One Thousand Member
Working for free?
Seems kinda like a gimboid subject, and I don't mean to come across as ultra fired up or anything, but ever since I seen this perticular video from Stephen Silver (the character designer for kim possible and such things), I've been thinking alot about how crappy it really is being asked to work for free, as an artist...
I mean, all I've really done for commisions are some snarky websites and band posters and stuff, but could you imagine asking a musician to do that for you? "Hey dude I don't know, you like playing the guitar, right? Well play me this song to go in my video! You'll get some nice *exposure*!"
The video I was talking about;
Have any of you guys ever been talked to like this before? Has anyone had any positive stories of gaining some glorious exposure? 'Cause I'm really starting to think this is kind of a nasty way to treat a buisness that is stereotypically starving and generally quite humble in character...
Lord of Death
When I was in school for audio only the guys that sucked worked for free. Exposure is not currency and, in my opinion, a poor investment most of the time.
Ruler of the Seventh Empire
I've done 'royalty' work and a little free work just cause I wanted to.
I seek out good royalty work, which is the promise of pay if the project ever sees the light of day.
Most of the time they're pretty legit teams, and they can't use your work for any sort of personal gain without your consent which is fine to me.
So when I put in work with these teams, it's not because they ask me, but because I choose to join, and feel I'm getting at least a bit of experience in the field I'm looking forward to going into, and to say it's gone to waste in the past few years would be a lie.
In short, this is how I see things.
Working for free where someone gets to keep your work and has rights to it just for a little exposure is usually bs.
Working for the 'promise' (for lack of better word) of pay, keeping the rights to your work, and gaining useful experience out of it all is good.
Working with a group of other people who also are doing the work for free just because they love what they do can also turn out well sometimes.
.................................................. ......................."Mind-controlling you into thinking this is awesome."
Never work for free. You are just de-valuating your self and your product.

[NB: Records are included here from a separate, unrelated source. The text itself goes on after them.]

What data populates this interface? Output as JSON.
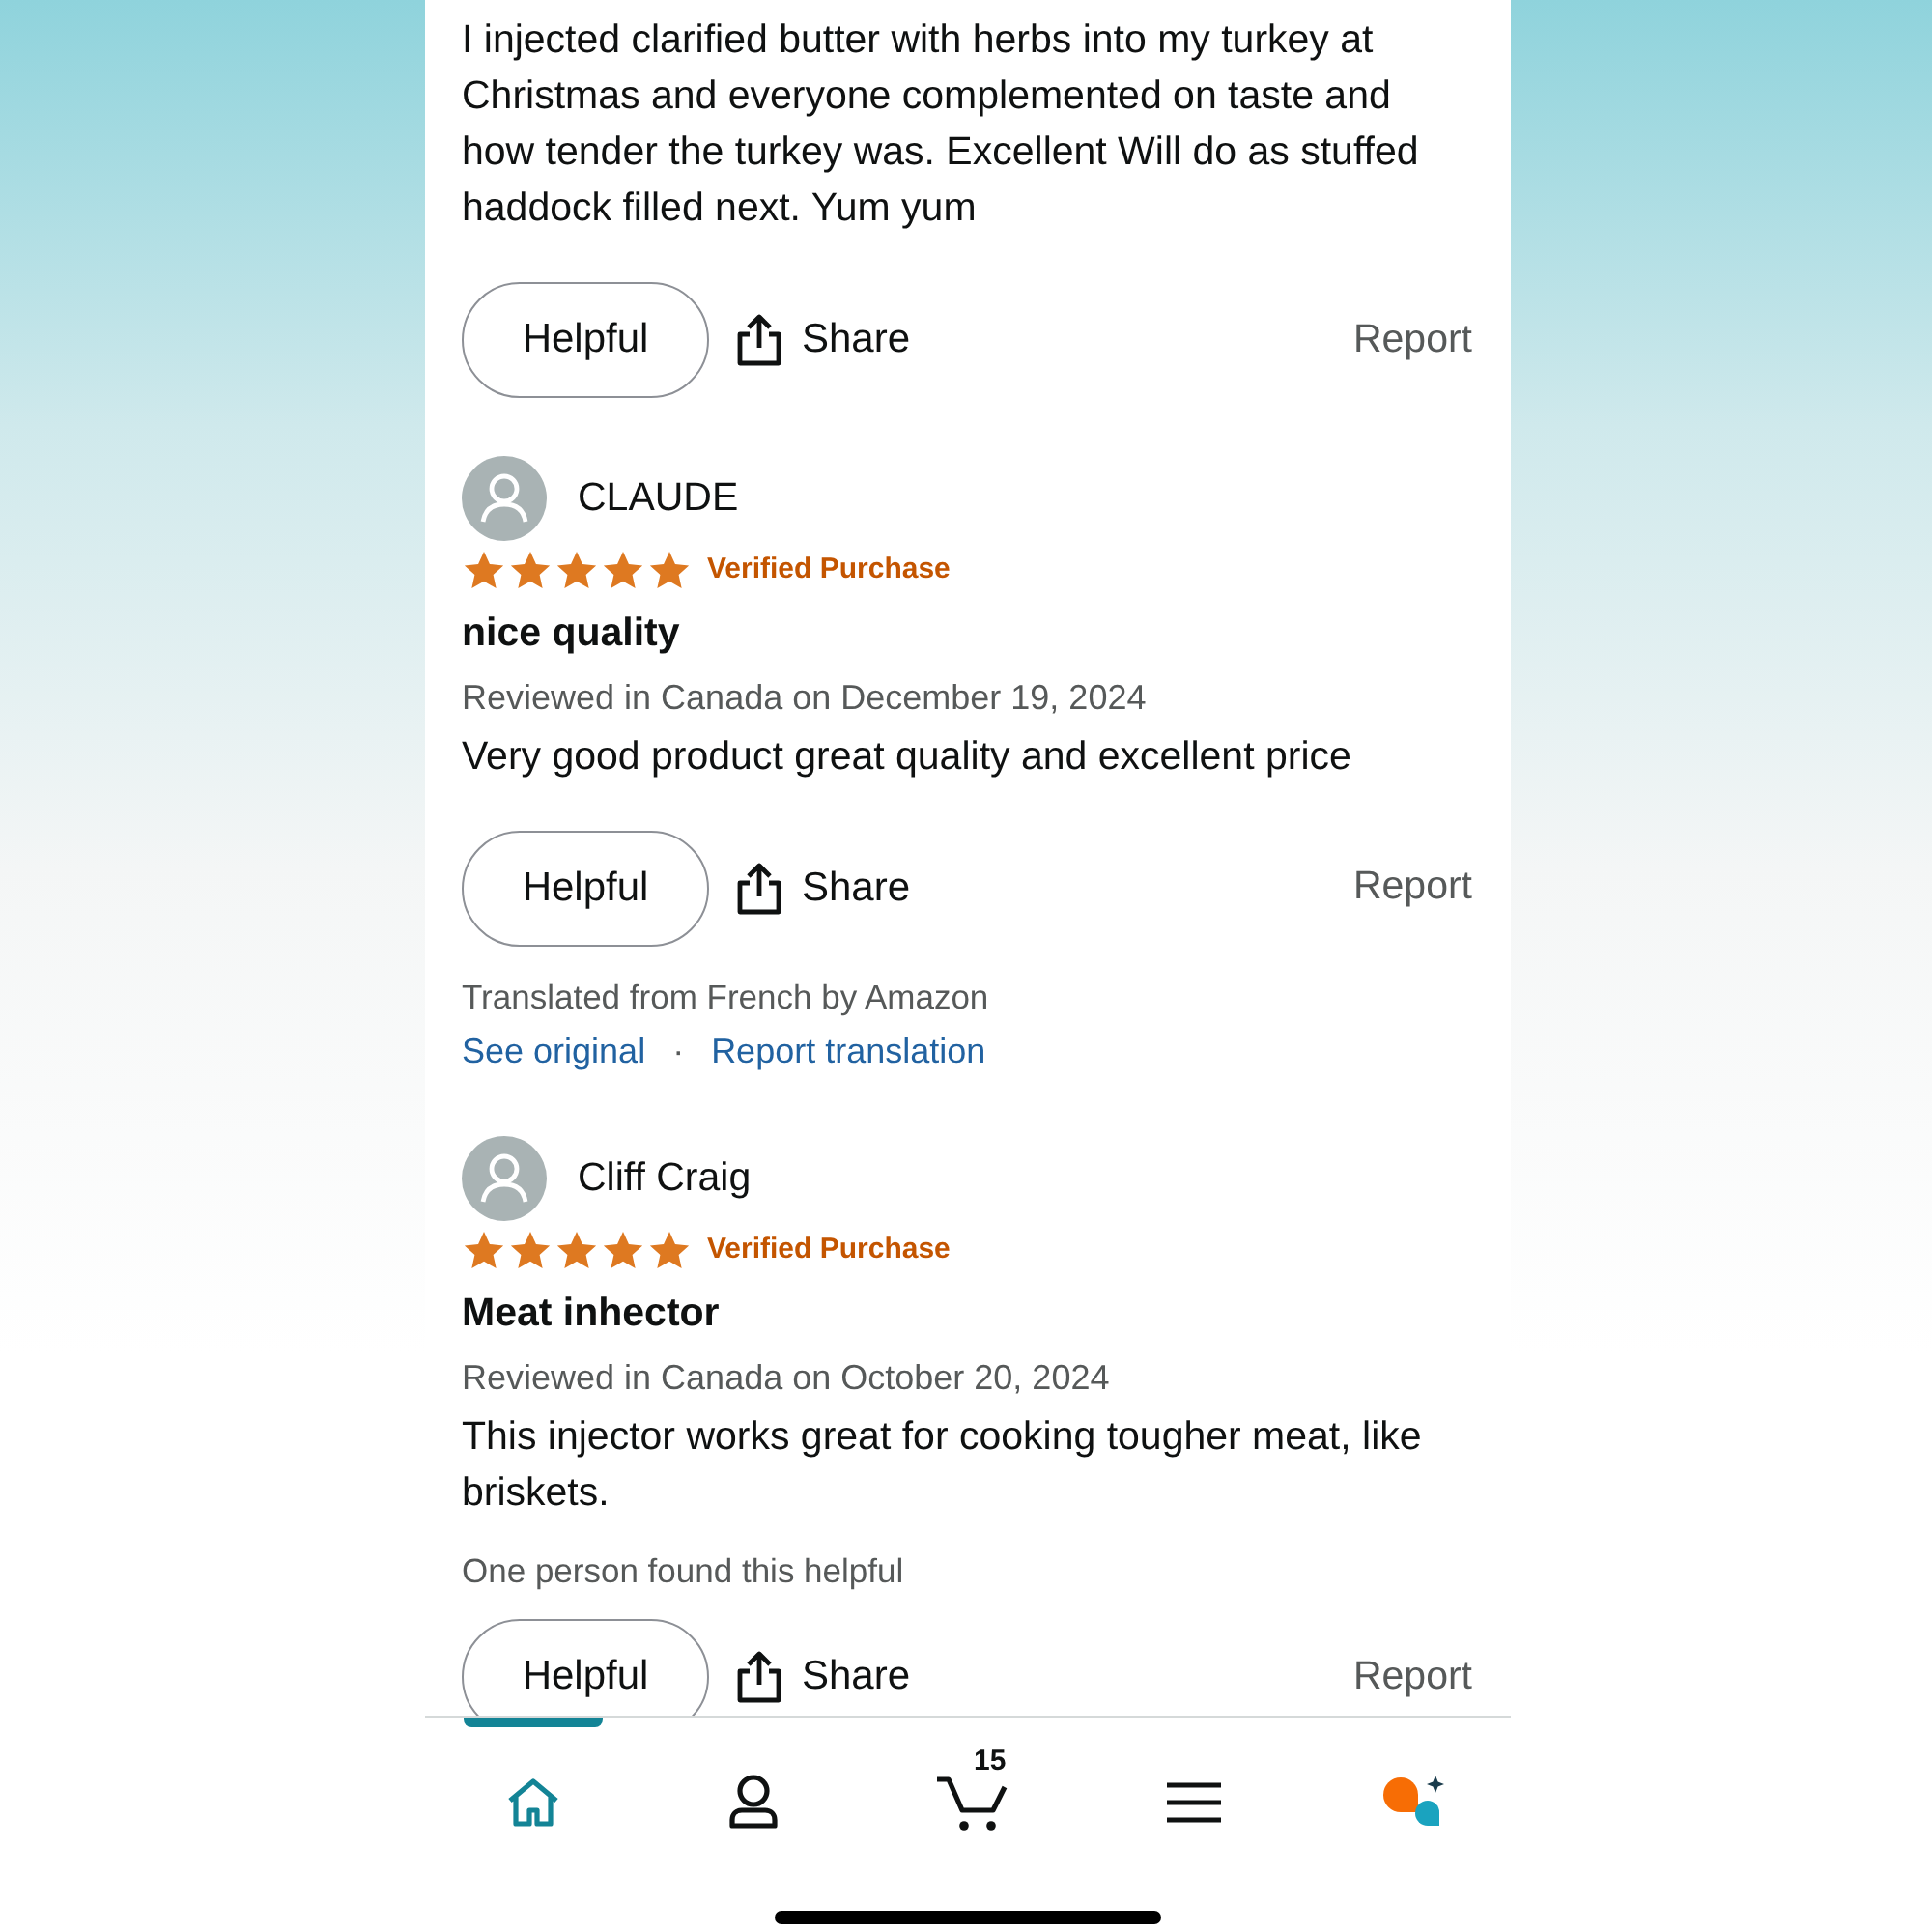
{
  "reviews": [
    {
      "body": "I injected clarified butter with herbs into my turkey at Christmas and everyone complemented on taste and how tender the turkey was. Excellent Will do as stuffed haddock filled next. Yum yum",
      "actions": {
        "helpful": "Helpful",
        "share": "Share",
        "report": "Report"
      }
    },
    {
      "author": "CLAUDE",
      "stars": 5,
      "badge": "Verified Purchase",
      "title": "nice quality",
      "meta": "Reviewed in Canada on December 19, 2024",
      "body": "Very good product great quality and excellent price",
      "actions": {
        "helpful": "Helpful",
        "share": "Share",
        "report": "Report"
      },
      "translation": {
        "note": "Translated from French by Amazon",
        "links": [
          "See original",
          "Report translation"
        ],
        "separator": "·"
      }
    },
    {
      "author": "Cliff Craig",
      "stars": 5,
      "badge": "Verified Purchase",
      "title": "Meat inhector",
      "meta": "Reviewed in Canada on October 20, 2024",
      "body": "This injector works great for cooking tougher meat, like briskets.",
      "helpful_note": "One person found this helpful",
      "actions": {
        "helpful": "Helpful",
        "share": "Share",
        "report": "Report"
      }
    }
  ],
  "nav": [
    {
      "kind": "home",
      "selected": true
    },
    {
      "kind": "account",
      "selected": false
    },
    {
      "kind": "cart",
      "selected": false,
      "count": "15"
    },
    {
      "kind": "menu",
      "selected": false
    },
    {
      "kind": "assistant",
      "selected": false
    }
  ]
}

One Thousand Member
I guess it's pretty unanimous, then. But still a pretty good message to spread to the unexperienced.
Reg also feels like a complete dicknerd for ever feeling pressurized in the first place, but hey, that's how you learn. >_>
Super Senior Member
I almost never work for free. I have a real job that will pay me real money that gives me graphic design and illustration options if I want them. I don't need some punk "friend" trying to guilt-trip me into something that's nothing short of exploitation.
One Thousand Member
I'll pay you for that Naomi drawing, Seefy.
I have little experience in paid jobs, but I have enough to share tips. First, if you're doing a big job for decently high pay, always background-check your employer. If you can't find any background information and the dude's username is xXmoneylessXx or something of the like and you can't even find his name or anything, proceed with caution. If you're working for an organization, like a college, you're probably safe (look for the .edu).
Second, give yourself more time than you think you'll need, because you will frequently run into problems, e.g. crashes, rage-quitting and having to restart, the entire piece being more complex than you think, etc.
Third, if you're having trouble getting started, grab your references and turn off your Internet. Remember when I was posting art frequently and improving all the time? That was back when I could only get online from school.
Your Friendly Ban Hammer-er
I don't know what's going on in your life but for me it all boils down to this: Don't work for free unless you have the time to do it.* If you don't have the time to do it, then make sure you get paid. If you're getting paid, lay out the base price and the revision price for each modification thereafter.
* Yeah, I agree with the guilt-trip thing. Don't get bullied into feeling bad because in the end, if you can't keep your end of the bargain, the other party will tear you down regardless and make you feel even worse. It's a no-win situation so don't play ball unless you have time and as Gunz said, you're personally interested in doing it. :|
That's the truth if I ever heard it. Also...this is a given...don't sign contracts where you only get paid after you produce something. If a client wants you to do work for them, then they should be able to give you something for your time. Made that mistake...& I eventually after falling into the guilt trip/ revision trap, I had to flat out demand compensation. If your client keeps asking for revisions & there's no base price set for doing them then they'll keep asking for revisions. That's worth YOUR time & money.
Alternatively, work on free projects to expand your skills. BUt only do them with folks who contribute to the project. At least, that's what I think.
Super Senior Member
Step-by-step payment plans are nice, because if something falls through, at least you were paid proportionally to the work accomplished so far.
Matt: No, no, don't worry about that. I come back to it every now and again and start over. I think it's now a personal fixation of mine because I just want to make it really nice for you, and you're not demanding or anything. I like doing things for friends, but when they get funky about it I don't want to do it anymore. you're definitely not funky. XD